__Exercise instructions__
Exactly as written, print out each entry in the data, with no pictures.

__Data shown__
|---|
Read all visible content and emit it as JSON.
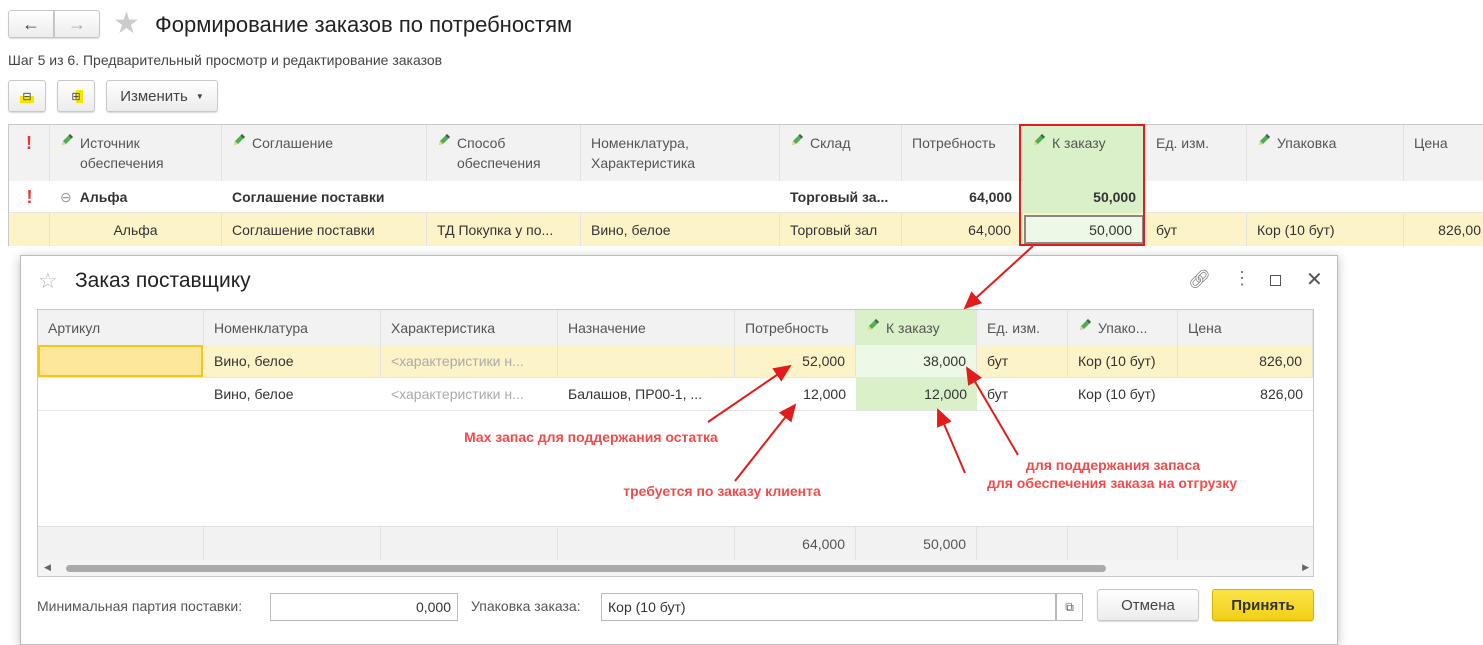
{
  "window": {
    "title": "Формирование заказов по потребностям",
    "step": "Шаг 5 из 6. Предварительный просмотр и редактирование заказов"
  },
  "toolbar": {
    "change_label": "Изменить"
  },
  "main_table": {
    "columns": [
      "Источник обеспечения",
      "Соглашение",
      "Способ обеспечения",
      "Номенклатура, Характеристика",
      "Склад",
      "Потребность",
      "К заказу",
      "Ед. изм.",
      "Упаковка",
      "Цена"
    ],
    "group_row": {
      "source": "Альфа",
      "agreement": "Соглашение поставки",
      "warehouse": "Торговый за...",
      "need": "64,000",
      "to_order": "50,000"
    },
    "row": {
      "source": "Альфа",
      "agreement": "Соглашение поставки",
      "method": "ТД Покупка у по...",
      "item": "Вино, белое",
      "warehouse": "Торговый зал",
      "need": "64,000",
      "to_order": "50,000",
      "unit": "бут",
      "package": "Кор (10 бут)",
      "price": "826,00"
    }
  },
  "dialog": {
    "title": "Заказ поставщику",
    "columns": [
      "Артикул",
      "Номенклатура",
      "Характеристика",
      "Назначение",
      "Потребность",
      "К заказу",
      "Ед. изм.",
      "Упако...",
      "Цена"
    ],
    "rows": [
      {
        "article": "",
        "item": "Вино, белое",
        "char": "<характеристики н...",
        "purpose": "",
        "need": "52,000",
        "to_order": "38,000",
        "unit": "бут",
        "package": "Кор (10 бут)",
        "price": "826,00"
      },
      {
        "article": "",
        "item": "Вино, белое",
        "char": "<характеристики н...",
        "purpose": "Балашов, ПР00-1, ...",
        "need": "12,000",
        "to_order": "12,000",
        "unit": "бут",
        "package": "Кор (10 бут)",
        "price": "826,00"
      }
    ],
    "totals": {
      "need": "64,000",
      "to_order": "50,000"
    },
    "min_batch_label": "Минимальная партия поставки:",
    "min_batch_value": "0,000",
    "package_label": "Упаковка заказа:",
    "package_value": "Кор (10 бут)",
    "cancel": "Отмена",
    "accept": "Принять"
  },
  "annotations": {
    "max_stock": "Max запас для поддержания остатка",
    "client_order": "требуется по заказу клиента",
    "keep_stock": "для поддержания запаса",
    "shipment": "для обеспечения заказа на отгрузку"
  },
  "colors": {
    "accent": "#f24b4b",
    "selected_row": "#fdf3c9",
    "edit_col": "#d9f0c8",
    "accept": "#f7d82b"
  }
}
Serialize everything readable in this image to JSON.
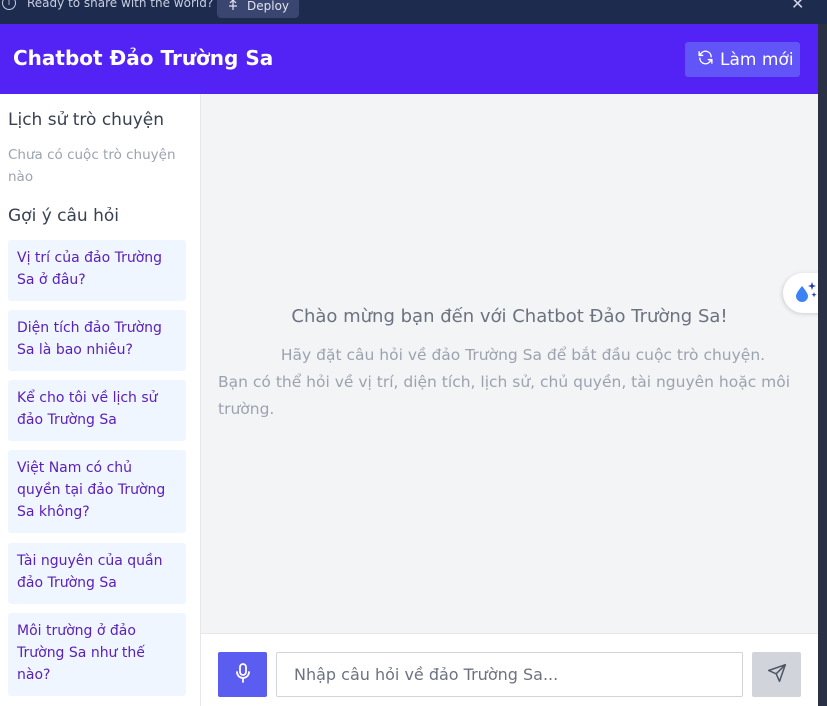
{
  "deploy_bar": {
    "ready_text": "Ready to share with the world?",
    "deploy_label": "Deploy"
  },
  "header": {
    "title": "Chatbot Đảo Trường Sa",
    "refresh_label": "Làm mới"
  },
  "sidebar": {
    "history_title": "Lịch sử trò chuyện",
    "history_empty": "Chưa có cuộc trò chuyện nào",
    "suggest_title": "Gợi ý câu hỏi",
    "suggestions": [
      "Vị trí của đảo Trường Sa ở đâu?",
      "Diện tích đảo Trường Sa là bao nhiêu?",
      "Kể cho tôi về lịch sử đảo Trường Sa",
      "Việt Nam có chủ quyền tại đảo Trường Sa không?",
      "Tài nguyên của quần đảo Trường Sa",
      "Môi trường ở đảo Trường Sa như thế nào?"
    ]
  },
  "chat": {
    "welcome_title": "Chào mừng bạn đến với Chatbot Đảo Trường Sa!",
    "welcome_line1": "Hãy đặt câu hỏi về đảo Trường Sa để bắt đầu cuộc trò chuyện.",
    "welcome_line2": "Bạn có thể hỏi về vị trí, diện tích, lịch sử, chủ quyền, tài nguyên hoặc môi trường."
  },
  "input": {
    "placeholder": "Nhập câu hỏi về đảo Trường Sa..."
  },
  "colors": {
    "header_bg": "#5322f5",
    "accent": "#5b5cf0",
    "suggest_bg": "#eff6ff",
    "suggest_text": "#5b21b6"
  }
}
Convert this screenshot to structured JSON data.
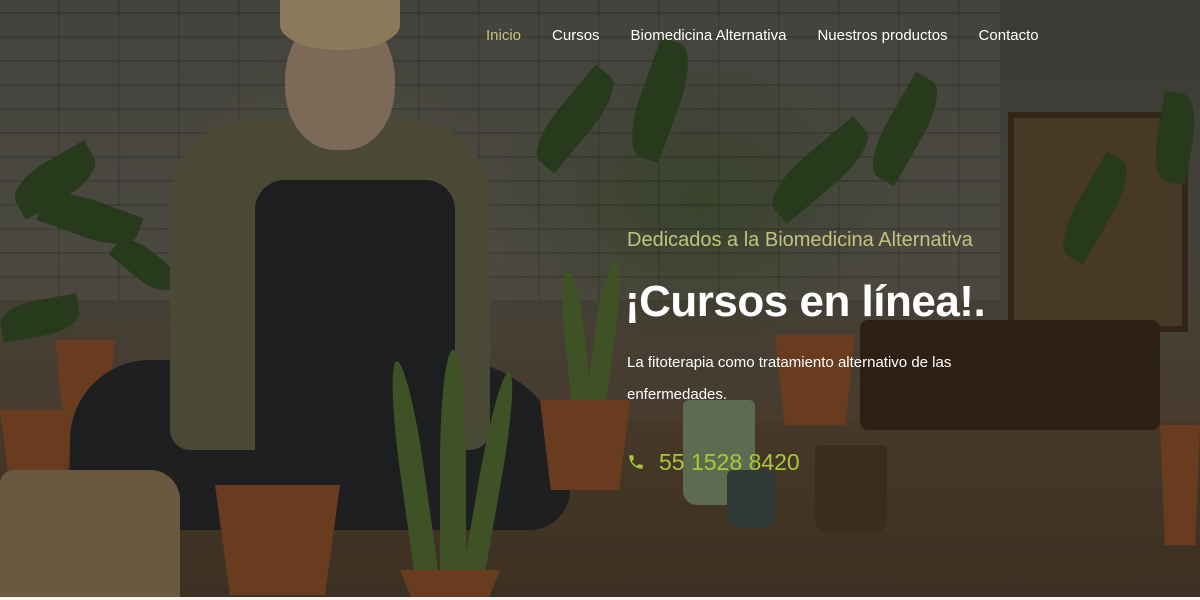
{
  "nav": {
    "items": [
      {
        "label": "Inicio",
        "active": true
      },
      {
        "label": "Cursos",
        "active": false
      },
      {
        "label": "Biomedicina Alternativa",
        "active": false
      },
      {
        "label": "Nuestros productos",
        "active": false
      },
      {
        "label": "Contacto",
        "active": false
      }
    ]
  },
  "hero": {
    "subtitle": "Dedicados a la Biomedicina Alternativa",
    "title": "¡Cursos en línea!.",
    "description": "La fitoterapia como tratamiento alternativo de las enfermedades.",
    "phone": "55 1528 8420",
    "phone_icon": "phone-icon"
  },
  "colors": {
    "nav_active": "#c7c27c",
    "subtitle": "#c3c27f",
    "phone": "#a8c83a",
    "text": "#ffffff"
  }
}
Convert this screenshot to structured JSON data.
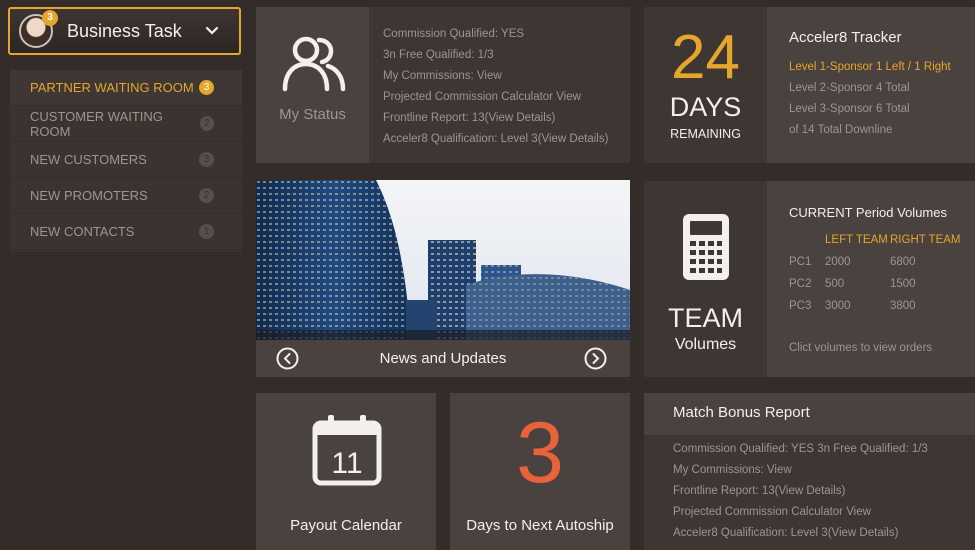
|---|
__Problem solution__
Read all visible content and emit it as JSON.
{
  "window": {
    "title": "Формирование заказов по потребностям",
    "step": "Шаг 5 из 6. Предварительный просмотр и редактирование заказов"
  },
  "toolbar": {
    "change_label": "Изменить"
  },
  "main_table": {
    "columns": [
      "Источник обеспечения",
      "Соглашение",
      "Способ обеспечения",
      "Номенклатура, Характеристика",
      "Склад",
      "Потребность",
      "К заказу",
      "Ед. изм.",
      "Упаковка",
      "Цена"
    ],
    "group_row": {
      "source": "Альфа",
      "agreement": "Соглашение поставки",
      "warehouse": "Торговый за...",
      "need": "64,000",
      "to_order": "50,000"
    },
    "row": {
      "source": "Альфа",
      "agreement": "Соглашение поставки",
      "method": "ТД Покупка у по...",
      "item": "Вино, белое",
      "warehouse": "Торговый зал",
      "need": "64,000",
      "to_order": "50,000",
      "unit": "бут",
      "package": "Кор (10 бут)",
      "price": "826,00"
    }
  },
  "dialog": {
    "title": "Заказ поставщику",
    "columns": [
      "Артикул",
      "Номенклатура",
      "Характеристика",
      "Назначение",
      "Потребность",
      "К заказу",
      "Ед. изм.",
      "Упако...",
      "Цена"
    ],
    "rows": [
      {
        "article": "",
        "item": "Вино, белое",
        "char": "<характеристики н...",
        "purpose": "",
        "need": "52,000",
        "to_order": "38,000",
        "unit": "бут",
        "package": "Кор (10 бут)",
        "price": "826,00"
      },
      {
        "article": "",
        "item": "Вино, белое",
        "char": "<характеристики н...",
        "purpose": "Балашов, ПР00-1, ...",
        "need": "12,000",
        "to_order": "12,000",
        "unit": "бут",
        "package": "Кор (10 бут)",
        "price": "826,00"
      }
    ],
    "totals": {
      "need": "64,000",
      "to_order": "50,000"
    },
    "min_batch_label": "Минимальная партия поставки:",
    "min_batch_value": "0,000",
    "package_label": "Упаковка заказа:",
    "package_value": "Кор (10 бут)",
    "cancel": "Отмена",
    "accept": "Принять"
  },
  "annotations": {
    "max_stock": "Max запас для поддержания остатка",
    "client_order": "требуется по заказу клиента",
    "keep_stock": "для поддержания запаса",
    "shipment": "для обеспечения заказа на отгрузку"
  },
  "colors": {
    "accent": "#f24b4b",
    "selected_row": "#fdf3c9",
    "edit_col": "#d9f0c8",
    "accept": "#f7d82b"
  }
}
Serialize everything readable in this image to JSON.
{
  "deploy_bar": {
    "ready_text": "Ready to share with the world?",
    "deploy_label": "Deploy"
  },
  "header": {
    "title": "Chatbot Đảo Trường Sa",
    "refresh_label": "Làm mới"
  },
  "sidebar": {
    "history_title": "Lịch sử trò chuyện",
    "history_empty": "Chưa có cuộc trò chuyện nào",
    "suggest_title": "Gợi ý câu hỏi",
    "suggestions": [
      "Vị trí của đảo Trường Sa ở đâu?",
      "Diện tích đảo Trường Sa là bao nhiêu?",
      "Kể cho tôi về lịch sử đảo Trường Sa",
      "Việt Nam có chủ quyền tại đảo Trường Sa không?",
      "Tài nguyên của quần đảo Trường Sa",
      "Môi trường ở đảo Trường Sa như thế nào?"
    ]
  },
  "chat": {
    "welcome_title": "Chào mừng bạn đến với Chatbot Đảo Trường Sa!",
    "welcome_line1": "Hãy đặt câu hỏi về đảo Trường Sa để bắt đầu cuộc trò chuyện.",
    "welcome_line2": "Bạn có thể hỏi về vị trí, diện tích, lịch sử, chủ quyền, tài nguyên hoặc môi trường."
  },
  "input": {
    "placeholder": "Nhập câu hỏi về đảo Trường Sa..."
  },
  "colors": {
    "header_bg": "#5322f5",
    "accent": "#5b5cf0",
    "suggest_bg": "#eff6ff",
    "suggest_text": "#5b21b6"
  }
}
Convert this screenshot to structured JSON data.
{
  "nav": {
    "items": [
      {
        "label": "Inicio",
        "active": true
      },
      {
        "label": "Cursos",
        "active": false
      },
      {
        "label": "Biomedicina Alternativa",
        "active": false
      },
      {
        "label": "Nuestros productos",
        "active": false
      },
      {
        "label": "Contacto",
        "active": false
      }
    ]
  },
  "hero": {
    "subtitle": "Dedicados a la Biomedicina Alternativa",
    "title": "¡Cursos en línea!.",
    "description": "La fitoterapia como tratamiento alternativo de las enfermedades.",
    "phone": "55 1528 8420",
    "phone_icon": "phone-icon"
  },
  "colors": {
    "nav_active": "#c7c27c",
    "subtitle": "#c3c27f",
    "phone": "#a8c83a",
    "text": "#ffffff"
  }
}
Convert this screenshot to structured JSON data.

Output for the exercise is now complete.